No. 5 Ohio State (11-1) vs. No. 13 Wisconsin (10-2), 8:17 p.m.: The committee said Tuesday it would re-evaluate Ohio State, now working with its third-string quarterback, after the title game. The Buckeyes might beat Wisconsin with Cardale Jones (6-5, 250) running the show, but how about Alabama? That’s a question the committee will consider. While the pregame focus will be on Jones, the key, however, is OSU’s defense. Can it slow down the Badgers’ run game? It’s a dangerous combination: Melvin Gordon burst into the Heisman race and leads the nation with 2,260 rushing yards, and Ohio State is allowing 4.03 yards per carry.
No. 3 TCU (10-1) vs. Iowa State (2-9), noon: The timing certainly doesn’t help the Horned Frogs’ “body of work to that point” case to stay in the Final Four. The Horned Frogs are favored by five touchdowns, and anything short of that will incite calls for them to be kicked out. Should it? No. 1 Alabama’s resume includes wins over against Florida Atlantic and Southern Miss, a pair of 3-9 teams. No. 2 Oregon beat up on a 2-10 Colorado team two weeks ago (after beating 2-10 South Dakota and 4-8 Wyoming in the opening weeks). No. 4 FSU beat a 3-9 Syracuse team and a 5-7 Citadel team. Ohio State took out a 2-9 Kent State team. If the committee is looking at the body of work, every team has a game (or several) like this. TCU’s hope is that hanging 50 or more on Iowa State will be enough to hold on.
No. 6 Baylor (10-1) vs. No. 9 Kansas State (9-2), 7:45 p.m.: Baylor needs to win, perhaps impressively, to jump into the playoff. But a quality opponent – the best any of Saturday’s contenders will face – provides an opportunity to quiet the strength of schedule critics.
Number to know

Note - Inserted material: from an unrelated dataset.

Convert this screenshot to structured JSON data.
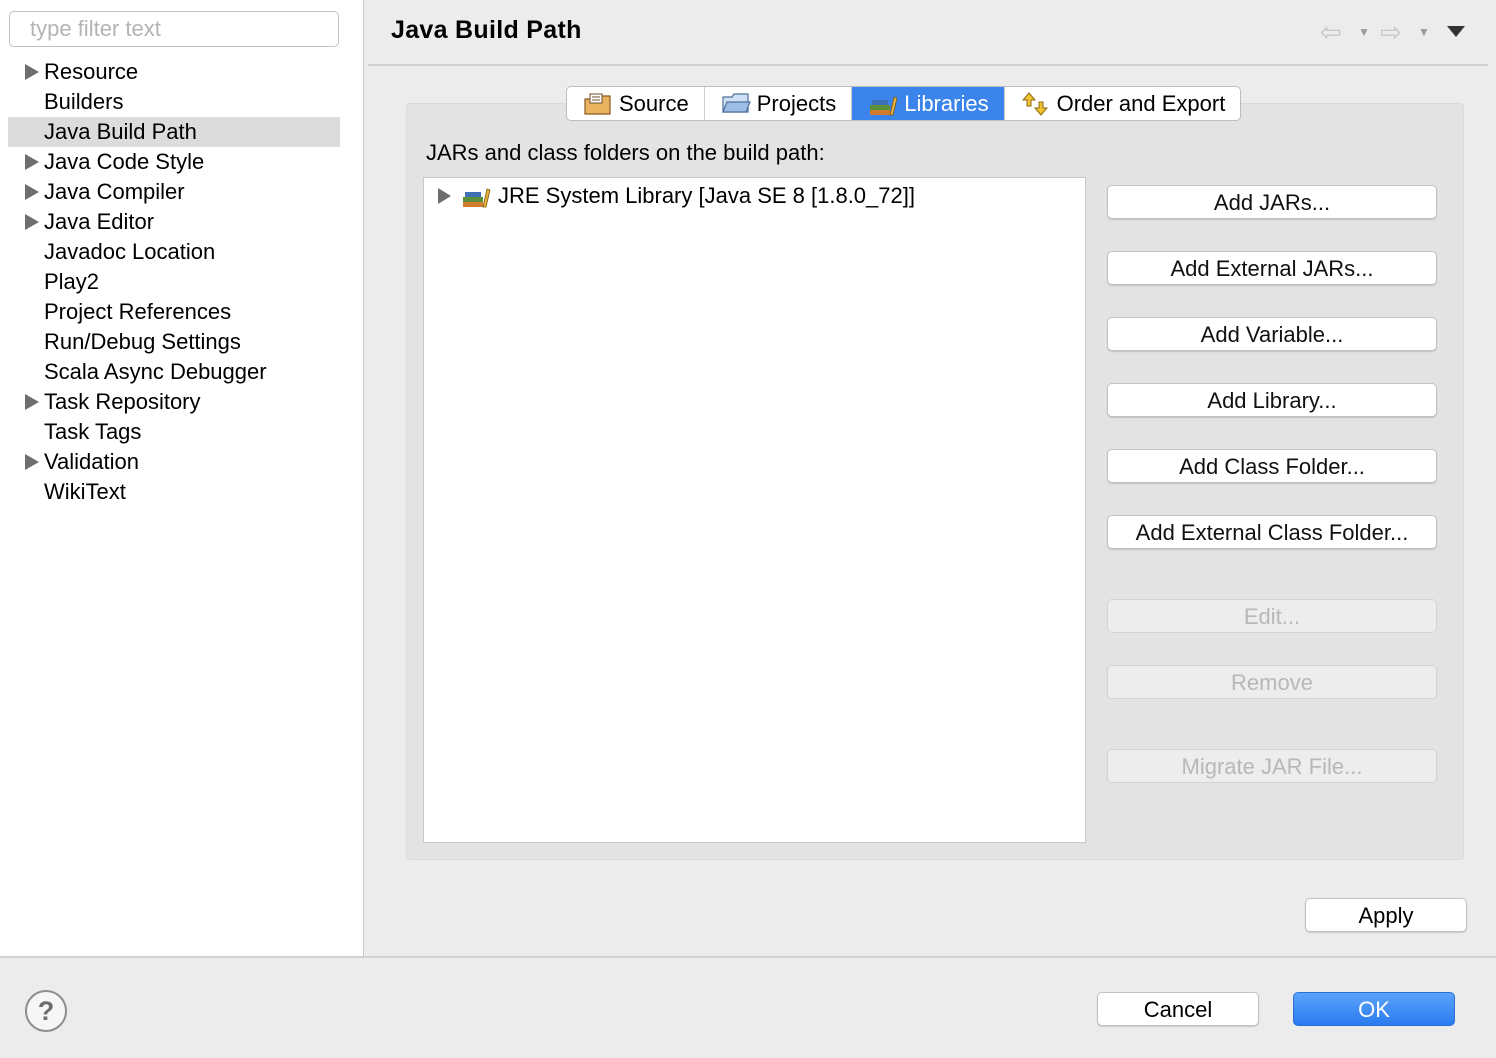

10-17, 118 yards, 2 TDs, 0 INTs
Career stats for Ohio State QB Cardale Jones, making his first career start in the Big Ten Championship game.
“Perception, it is driven home out there. It’s amazing how you can brainwash somebody. If you’re not careful in this country, you won’t think for yourself. ... I’ll say this as much as anybody: I’ve been in both leagues. I’ve been in both leagues for an extensive number of years, at the top levels of both leagues. Again, the top teams in both leagues are very similar. Top to bottom, I mean, I think we stack up.” – Florida State coach Jimbo Fisher, on the perception of SEC dominance
Compiled by Chris Wright, with help from The Associated Press, ESPN.com and various team websites